(App and web page records)
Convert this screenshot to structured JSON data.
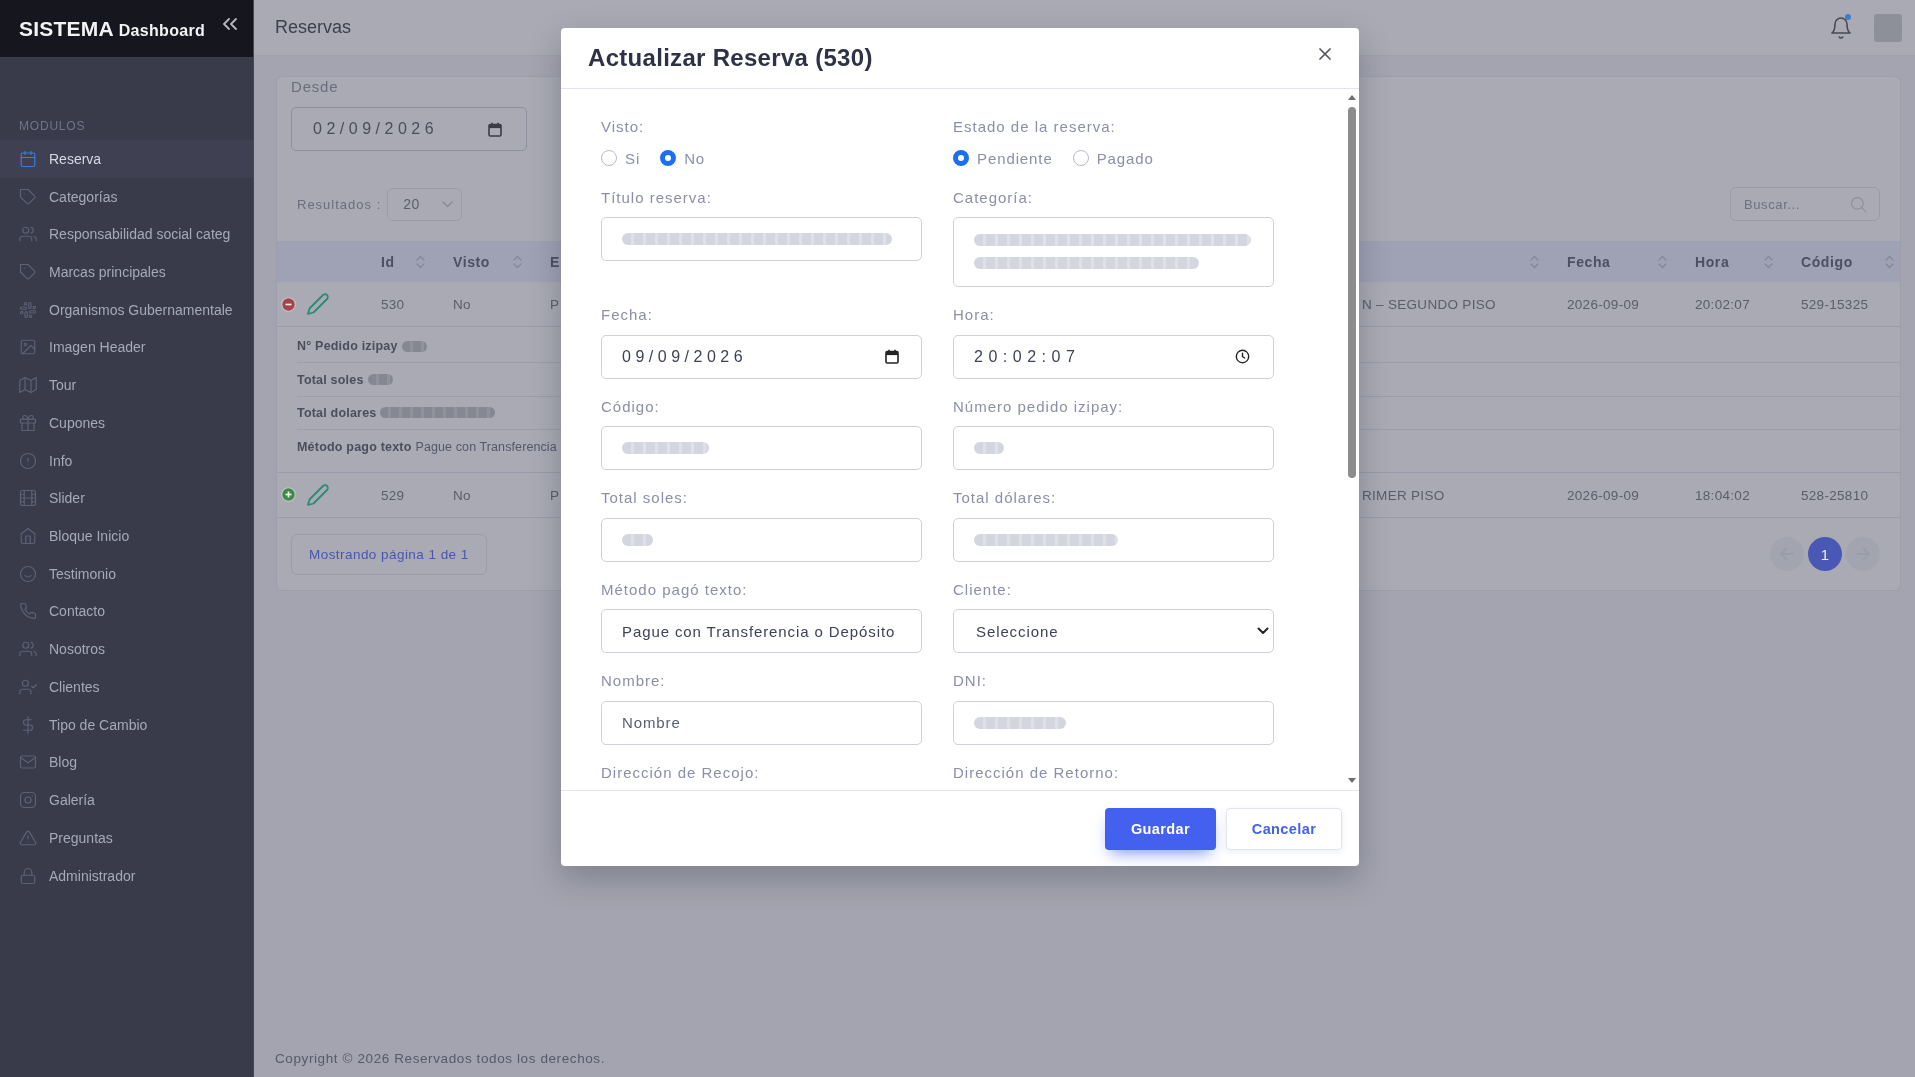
{
  "sidebar": {
    "brand": "SISTEMA",
    "brand_suffix": "Dashboard",
    "section": "MODULOS",
    "items": [
      {
        "label": "Reserva",
        "selected": true
      },
      {
        "label": "Categorías",
        "selected": false
      },
      {
        "label": "Responsabilidad social categ",
        "selected": false
      },
      {
        "label": "Marcas principales",
        "selected": false
      },
      {
        "label": "Organismos Gubernamentale",
        "selected": false
      },
      {
        "label": "Imagen Header",
        "selected": false
      },
      {
        "label": "Tour",
        "selected": false
      },
      {
        "label": "Cupones",
        "selected": false
      },
      {
        "label": "Info",
        "selected": false
      },
      {
        "label": "Slider",
        "selected": false
      },
      {
        "label": "Bloque Inicio",
        "selected": false
      },
      {
        "label": "Testimonio",
        "selected": false
      },
      {
        "label": "Contacto",
        "selected": false
      },
      {
        "label": "Nosotros",
        "selected": false
      },
      {
        "label": "Clientes",
        "selected": false
      },
      {
        "label": "Tipo de Cambio",
        "selected": false
      },
      {
        "label": "Blog",
        "selected": false
      },
      {
        "label": "Galería",
        "selected": false
      },
      {
        "label": "Preguntas",
        "selected": false
      },
      {
        "label": "Administrador",
        "selected": false
      }
    ]
  },
  "header": {
    "title": "Reservas",
    "unread": true
  },
  "filters": {
    "from_label": "Desde",
    "from_value": "02/09/2026",
    "results_label": "Resultados :",
    "results_value": "20",
    "search_placeholder": "Buscar..."
  },
  "table": {
    "columns": [
      {
        "label": "Id",
        "sortable": true
      },
      {
        "label": "Visto",
        "sortable": true
      },
      {
        "label": "E"
      },
      {
        "sortable": true
      },
      {
        "label": "Fecha",
        "sortable": true
      },
      {
        "label": "Hora",
        "sortable": true
      },
      {
        "label": "Código",
        "sortable": true
      }
    ],
    "rows": [
      {
        "expanded": true,
        "cells": [
          "530",
          "No",
          "P",
          "N – SEGUNDO PISO",
          "2026-09-09",
          "20:02:07",
          "529-15325"
        ],
        "details": [
          {
            "label": "N° Pedido izipay",
            "redacted": true
          },
          {
            "label": "Total soles",
            "redacted": true
          },
          {
            "label": "Total dolares",
            "redacted": true
          },
          {
            "label": "Método pago texto",
            "value": "Pague con Transferencia"
          }
        ]
      },
      {
        "expanded": false,
        "cells": [
          "529",
          "No",
          "P",
          "RIMER PISO",
          "2026-09-09",
          "18:04:02",
          "528-25810"
        ]
      }
    ]
  },
  "pagination": {
    "summary": "Mostrando página 1 de 1",
    "pages": [
      {
        "label": "1",
        "selected": true
      }
    ]
  },
  "footer": {
    "copyright": "Copyright © 2026 Reservados todos los derechos."
  },
  "modal": {
    "title": "Actualizar Reserva (530)",
    "fields": [
      {
        "kind": "radio",
        "label": "Visto:",
        "options": [
          {
            "label": "Si",
            "selected": false
          },
          {
            "label": "No",
            "selected": true
          }
        ]
      },
      {
        "kind": "radio",
        "label": "Estado de la reserva:",
        "options": [
          {
            "label": "Pendiente",
            "selected": true
          },
          {
            "label": "Pagado",
            "selected": false
          }
        ]
      },
      {
        "kind": "text",
        "label": "Título reserva:",
        "redacted": true
      },
      {
        "kind": "textarea",
        "label": "Categoría:",
        "redacted": true
      },
      {
        "kind": "date",
        "label": "Fecha:",
        "value": "09/09/2026"
      },
      {
        "kind": "time",
        "label": "Hora:",
        "value": "20:02:07"
      },
      {
        "kind": "text",
        "label": "Código:",
        "redacted": true
      },
      {
        "kind": "text",
        "label": "Número pedido izipay:",
        "redacted": true
      },
      {
        "kind": "text",
        "label": "Total soles:",
        "redacted": true
      },
      {
        "kind": "text",
        "label": "Total dólares:",
        "redacted": true
      },
      {
        "kind": "text",
        "label": "Método pagó texto:",
        "value": "Pague con Transferencia o Depósito"
      },
      {
        "kind": "select",
        "label": "Cliente:",
        "value": "Seleccione"
      },
      {
        "kind": "text",
        "label": "Nombre:",
        "placeholder": "Nombre"
      },
      {
        "kind": "text",
        "label": "DNI:",
        "redacted": true
      },
      {
        "kind": "cut_off",
        "label": "Dirección de Recojo:"
      },
      {
        "kind": "cut_off",
        "label": "Dirección de Retorno:"
      }
    ],
    "buttons": [
      {
        "label": "Guardar",
        "kind": "primary"
      },
      {
        "label": "Cancelar",
        "kind": "secondary"
      }
    ]
  }
}
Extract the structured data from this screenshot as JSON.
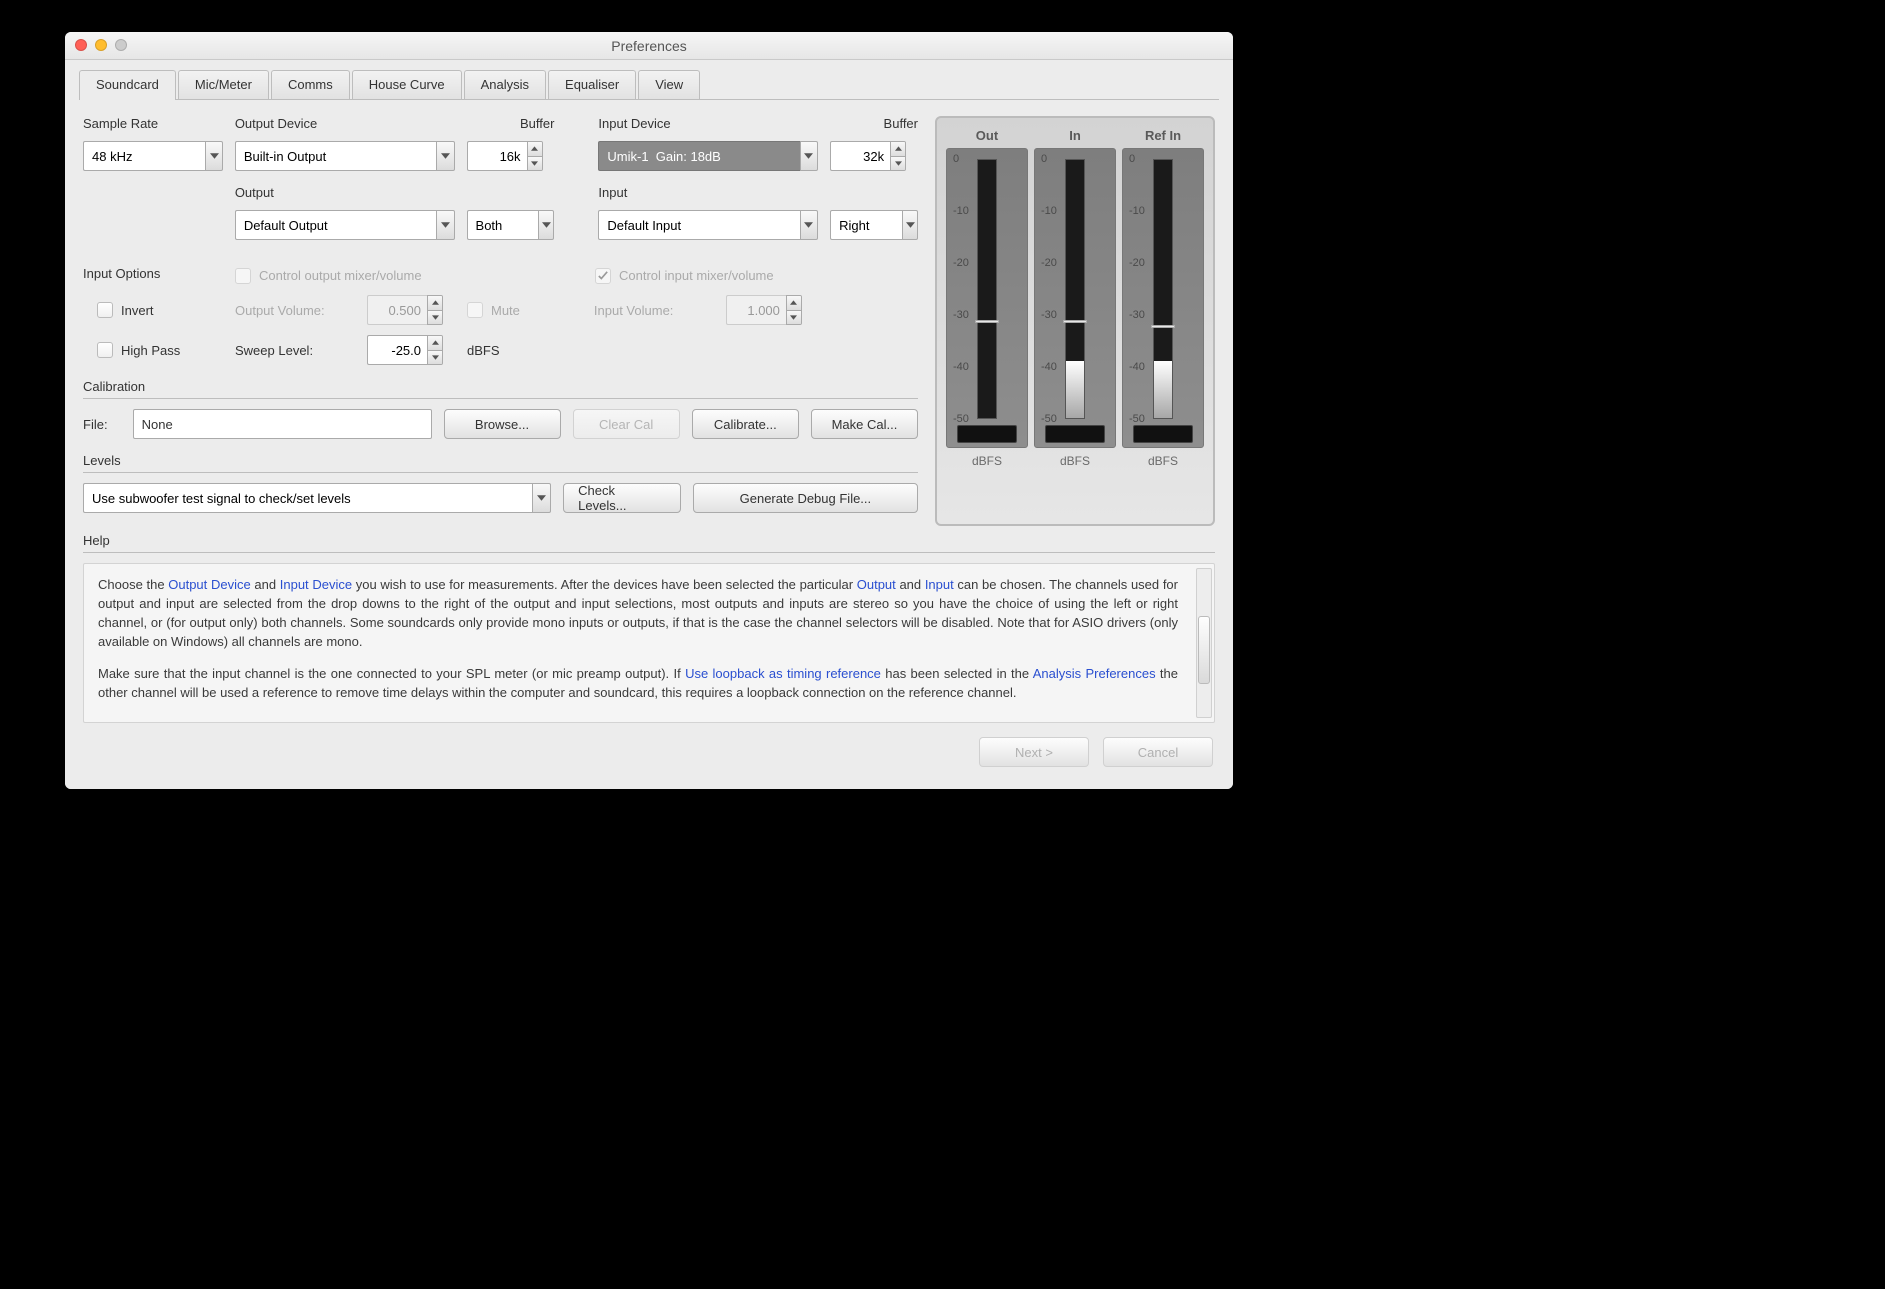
{
  "window": {
    "title": "Preferences"
  },
  "tabs": [
    "Soundcard",
    "Mic/Meter",
    "Comms",
    "House Curve",
    "Analysis",
    "Equaliser",
    "View"
  ],
  "activeTab": 0,
  "labels": {
    "sampleRate": "Sample Rate",
    "outputDevice": "Output Device",
    "bufferOut": "Buffer",
    "inputDevice": "Input Device",
    "bufferIn": "Buffer",
    "output": "Output",
    "input": "Input",
    "inputOptions": "Input Options",
    "invert": "Invert",
    "highPass": "High Pass",
    "controlOutputMixer": "Control output mixer/volume",
    "controlInputMixer": "Control input mixer/volume",
    "outputVolume": "Output Volume:",
    "inputVolume": "Input Volume:",
    "mute": "Mute",
    "sweepLevel": "Sweep Level:",
    "dBFS": "dBFS",
    "calibration": "Calibration",
    "file": "File:",
    "browse": "Browse...",
    "clearCal": "Clear Cal",
    "calibrate": "Calibrate...",
    "makeCal": "Make Cal...",
    "levels": "Levels",
    "checkLevels": "Check Levels...",
    "generateDebug": "Generate Debug File...",
    "help": "Help",
    "next": "Next >",
    "cancel": "Cancel"
  },
  "values": {
    "sampleRate": "48 kHz",
    "outputDevice": "Built-in Output",
    "bufferOut": "16k",
    "inputDevice": "Umik-1  Gain: 18dB",
    "bufferIn": "32k",
    "output": "Default Output",
    "outputChannel": "Both",
    "input": "Default Input",
    "inputChannel": "Right",
    "outputVolume": "0.500",
    "inputVolume": "1.000",
    "sweepLevel": "-25.0",
    "calFile": "None",
    "levelsSignal": "Use subwoofer test signal to check/set levels"
  },
  "meterLabels": {
    "out": "Out",
    "in": "In",
    "ref": "Ref In",
    "unit": "dBFS",
    "ticks": [
      "0",
      "-10",
      "-20",
      "-30",
      "-40",
      "-50"
    ]
  },
  "helpText": {
    "p1a": "Choose the ",
    "link1": "Output Device",
    "p1b": " and ",
    "link2": "Input Device",
    "p1c": " you wish to use for measurements. After the devices have been selected the particular ",
    "link3": "Output",
    "p1d": " and ",
    "link4": "Input",
    "p1e": " can be chosen. The channels used for output and input are selected from the drop downs to the right of the output and input selections, most outputs and inputs are stereo so you have the choice of using the left or right channel, or (for output only) both channels. Some soundcards only provide mono inputs or outputs, if that is the case the channel selectors will be disabled. Note that for ASIO drivers (only available on Windows) all channels are mono.",
    "p2a": "Make sure that the input channel is the one connected to your SPL meter (or mic preamp output). If ",
    "link5": "Use loopback as timing reference",
    "p2b": " has been selected in the ",
    "link6": "Analysis Preferences",
    "p2c": " the other channel will be used a reference to remove time delays within the computer and soundcard, this requires a loopback connection on the reference channel."
  }
}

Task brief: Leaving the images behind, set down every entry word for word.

Solved exercise:
Convert this screenshot to structured JSON data.
{
  "sidebar": {
    "brand": "SISTEMA",
    "brand_suffix": "Dashboard",
    "section": "MODULOS",
    "items": [
      {
        "label": "Reserva",
        "selected": true
      },
      {
        "label": "Categorías",
        "selected": false
      },
      {
        "label": "Responsabilidad social categ",
        "selected": false
      },
      {
        "label": "Marcas principales",
        "selected": false
      },
      {
        "label": "Organismos Gubernamentale",
        "selected": false
      },
      {
        "label": "Imagen Header",
        "selected": false
      },
      {
        "label": "Tour",
        "selected": false
      },
      {
        "label": "Cupones",
        "selected": false
      },
      {
        "label": "Info",
        "selected": false
      },
      {
        "label": "Slider",
        "selected": false
      },
      {
        "label": "Bloque Inicio",
        "selected": false
      },
      {
        "label": "Testimonio",
        "selected": false
      },
      {
        "label": "Contacto",
        "selected": false
      },
      {
        "label": "Nosotros",
        "selected": false
      },
      {
        "label": "Clientes",
        "selected": false
      },
      {
        "label": "Tipo de Cambio",
        "selected": false
      },
      {
        "label": "Blog",
        "selected": false
      },
      {
        "label": "Galería",
        "selected": false
      },
      {
        "label": "Preguntas",
        "selected": false
      },
      {
        "label": "Administrador",
        "selected": false
      }
    ]
  },
  "header": {
    "title": "Reservas",
    "unread": true
  },
  "filters": {
    "from_label": "Desde",
    "from_value": "02/09/2026",
    "results_label": "Resultados :",
    "results_value": "20",
    "search_placeholder": "Buscar..."
  },
  "table": {
    "columns": [
      {
        "label": "Id",
        "sortable": true
      },
      {
        "label": "Visto",
        "sortable": true
      },
      {
        "label": "E"
      },
      {
        "sortable": true
      },
      {
        "label": "Fecha",
        "sortable": true
      },
      {
        "label": "Hora",
        "sortable": true
      },
      {
        "label": "Código",
        "sortable": true
      }
    ],
    "rows": [
      {
        "expanded": true,
        "cells": [
          "530",
          "No",
          "P",
          "N – SEGUNDO PISO",
          "2026-09-09",
          "20:02:07",
          "529-15325"
        ],
        "details": [
          {
            "label": "N° Pedido izipay",
            "redacted": true
          },
          {
            "label": "Total soles",
            "redacted": true
          },
          {
            "label": "Total dolares",
            "redacted": true
          },
          {
            "label": "Método pago texto",
            "value": "Pague con Transferencia"
          }
        ]
      },
      {
        "expanded": false,
        "cells": [
          "529",
          "No",
          "P",
          "RIMER PISO",
          "2026-09-09",
          "18:04:02",
          "528-25810"
        ]
      }
    ]
  },
  "pagination": {
    "summary": "Mostrando página 1 de 1",
    "pages": [
      {
        "label": "1",
        "selected": true
      }
    ]
  },
  "footer": {
    "copyright": "Copyright © 2026 Reservados todos los derechos."
  },
  "modal": {
    "title": "Actualizar Reserva (530)",
    "fields": [
      {
        "kind": "radio",
        "label": "Visto:",
        "options": [
          {
            "label": "Si",
            "selected": false
          },
          {
            "label": "No",
            "selected": true
          }
        ]
      },
      {
        "kind": "radio",
        "label": "Estado de la reserva:",
        "options": [
          {
            "label": "Pendiente",
            "selected": true
          },
          {
            "label": "Pagado",
            "selected": false
          }
        ]
      },
      {
        "kind": "text",
        "label": "Título reserva:",
        "redacted": true
      },
      {
        "kind": "textarea",
        "label": "Categoría:",
        "redacted": true
      },
      {
        "kind": "date",
        "label": "Fecha:",
        "value": "09/09/2026"
      },
      {
        "kind": "time",
        "label": "Hora:",
        "value": "20:02:07"
      },
      {
        "kind": "text",
        "label": "Código:",
        "redacted": true
      },
      {
        "kind": "text",
        "label": "Número pedido izipay:",
        "redacted": true
      },
      {
        "kind": "text",
        "label": "Total soles:",
        "redacted": true
      },
      {
        "kind": "text",
        "label": "Total dólares:",
        "redacted": true
      },
      {
        "kind": "text",
        "label": "Método pagó texto:",
        "value": "Pague con Transferencia o Depósito"
      },
      {
        "kind": "select",
        "label": "Cliente:",
        "value": "Seleccione"
      },
      {
        "kind": "text",
        "label": "Nombre:",
        "placeholder": "Nombre"
      },
      {
        "kind": "text",
        "label": "DNI:",
        "redacted": true
      },
      {
        "kind": "cut_off",
        "label": "Dirección de Recojo:"
      },
      {
        "kind": "cut_off",
        "label": "Dirección de Retorno:"
      }
    ],
    "buttons": [
      {
        "label": "Guardar",
        "kind": "primary"
      },
      {
        "label": "Cancelar",
        "kind": "secondary"
      }
    ]
  }
}
Extract the structured data from this screenshot as JSON.
{
  "window": {
    "title": "Preferences"
  },
  "tabs": [
    "Soundcard",
    "Mic/Meter",
    "Comms",
    "House Curve",
    "Analysis",
    "Equaliser",
    "View"
  ],
  "activeTab": 0,
  "labels": {
    "sampleRate": "Sample Rate",
    "outputDevice": "Output Device",
    "bufferOut": "Buffer",
    "inputDevice": "Input Device",
    "bufferIn": "Buffer",
    "output": "Output",
    "input": "Input",
    "inputOptions": "Input Options",
    "invert": "Invert",
    "highPass": "High Pass",
    "controlOutputMixer": "Control output mixer/volume",
    "controlInputMixer": "Control input mixer/volume",
    "outputVolume": "Output Volume:",
    "inputVolume": "Input Volume:",
    "mute": "Mute",
    "sweepLevel": "Sweep Level:",
    "dBFS": "dBFS",
    "calibration": "Calibration",
    "file": "File:",
    "browse": "Browse...",
    "clearCal": "Clear Cal",
    "calibrate": "Calibrate...",
    "makeCal": "Make Cal...",
    "levels": "Levels",
    "checkLevels": "Check Levels...",
    "generateDebug": "Generate Debug File...",
    "help": "Help",
    "next": "Next >",
    "cancel": "Cancel"
  },
  "values": {
    "sampleRate": "48 kHz",
    "outputDevice": "Built-in Output",
    "bufferOut": "16k",
    "inputDevice": "Umik-1  Gain: 18dB",
    "bufferIn": "32k",
    "output": "Default Output",
    "outputChannel": "Both",
    "input": "Default Input",
    "inputChannel": "Right",
    "outputVolume": "0.500",
    "inputVolume": "1.000",
    "sweepLevel": "-25.0",
    "calFile": "None",
    "levelsSignal": "Use subwoofer test signal to check/set levels"
  },
  "meterLabels": {
    "out": "Out",
    "in": "In",
    "ref": "Ref In",
    "unit": "dBFS",
    "ticks": [
      "0",
      "-10",
      "-20",
      "-30",
      "-40",
      "-50"
    ]
  },
  "helpText": {
    "p1a": "Choose the ",
    "link1": "Output Device",
    "p1b": " and ",
    "link2": "Input Device",
    "p1c": " you wish to use for measurements. After the devices have been selected the particular ",
    "link3": "Output",
    "p1d": " and ",
    "link4": "Input",
    "p1e": " can be chosen. The channels used for output and input are selected from the drop downs to the right of the output and input selections, most outputs and inputs are stereo so you have the choice of using the left or right channel, or (for output only) both channels. Some soundcards only provide mono inputs or outputs, if that is the case the channel selectors will be disabled. Note that for ASIO drivers (only available on Windows) all channels are mono.",
    "p2a": "Make sure that the input channel is the one connected to your SPL meter (or mic preamp output). If ",
    "link5": "Use loopback as timing reference",
    "p2b": " has been selected in the ",
    "link6": "Analysis Preferences",
    "p2c": " the other channel will be used a reference to remove time delays within the computer and soundcard, this requires a loopback connection on the reference channel."
  }
}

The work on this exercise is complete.